After the IRI THESys Edible City Solutions Summer School was cancelled in 2020 due to the ongoing pandemic in Berlin, in 2021 the schedule was re-designed to work in a purely digital format – with online lectures and virtual group work. From September 20 to October 1, the EdiCitNet Project team embarked on a two-week learning journey with 30 participants from Asia, Africa, Europe, South and North America, exploring sustainable urban food systems with many talented experts from among the EdiCitNet project partners – including the Brighton & Hove Food Partnership, Prinzessinnengärten Kollektiv, Association la Recherche en Action, Transition Oststeiermark, the City of Andernach and Bundesverband Gebäudegrün e. V. – BuGG.

The summer school opened with a public webinar entitled “Urban Transformation: Building City Resilience with Edible City Solutions”, led by Dr Ina Säumel, Suhana Reddy and Thomas Wachtel from the EdiCitNet Project. Then the participants were introduced to their challenge for the next two weeks – to develop their very own Edible City Solution, designed to tackle specific urban challenges in a city of their choice.

Throughout the two weeks, the participants were introduced to the four pillars of Edible City Solutions – social, economic, ecological and political – via input sessions with experts from the field. In between the sessions, they worked collectively on their group projects, across time zones and borders, using Miro, Slack, Zoom, Moodle and other online tools. At the halfway point, the Berlin participants of the Edible City Solutions Summer School got the chance to meet offline as they went on a “Harvest Your City” foraging tour through the city with project partner Mundraub. At the end of each week, in an interactive “Reality Check” session, the groups pitched their creative Edible City concepts to the expert panel and received practical feedback on the feasibility and potential impact of their concepts.

The participants developed an incredibly diverse and creative range of Edible City Solutions: a citizens’ cooperative turning rice straw residue into biochar in Valencia (Spain), the development of policies and guidelines to support the integration of edible landscapes into the outskirts of Girona (Spain), an edible garden initiative for social housing in Vienna (Austria), the installation of a rooftop farm in an abandoned carpark in Berlin (Germany) and a strategy to strengthen a farm-to-fork initiative in Jeonju (South Korea), through the introduction of permaculture practices.

When we asked the participants if they enjoyed the summer school we got some great responses:

“I loved the structure the summer school set for our conceptual approaches. It seemed so clever to start at one point, consider the 4 pillars separately but bring them all together as one in the end.”

“It was fantastic! Great choice of lectures and speakers to teach on the 4 pillars each lesson”

“I enjoyed these days a lot, thank you!

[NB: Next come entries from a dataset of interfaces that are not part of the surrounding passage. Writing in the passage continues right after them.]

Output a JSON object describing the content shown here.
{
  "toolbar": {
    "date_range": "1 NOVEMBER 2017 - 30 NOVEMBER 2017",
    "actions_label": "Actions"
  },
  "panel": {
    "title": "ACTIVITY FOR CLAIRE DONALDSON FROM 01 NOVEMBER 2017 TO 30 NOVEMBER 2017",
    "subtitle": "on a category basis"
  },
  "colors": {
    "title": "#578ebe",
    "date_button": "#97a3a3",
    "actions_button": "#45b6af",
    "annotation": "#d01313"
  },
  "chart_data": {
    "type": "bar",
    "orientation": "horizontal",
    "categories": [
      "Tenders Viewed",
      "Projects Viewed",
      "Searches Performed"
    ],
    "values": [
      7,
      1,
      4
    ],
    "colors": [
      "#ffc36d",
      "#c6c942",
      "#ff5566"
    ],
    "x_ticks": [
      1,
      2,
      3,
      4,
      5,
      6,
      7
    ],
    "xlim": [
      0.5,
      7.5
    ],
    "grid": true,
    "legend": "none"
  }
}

I hope that from here new real edible projects emerge and we can continue sharing knowledge.”

And what did they learn?

 “Inspiration comes when different countries and backgrounds work together.”

“The value of transdisciplinarity!”

 “Learners from all over the world can cooperate and come up with amazing ideas!”

We thank all of the participants and all of the experts who took part, for their dedication and motivation throughout these two inspiring weeks!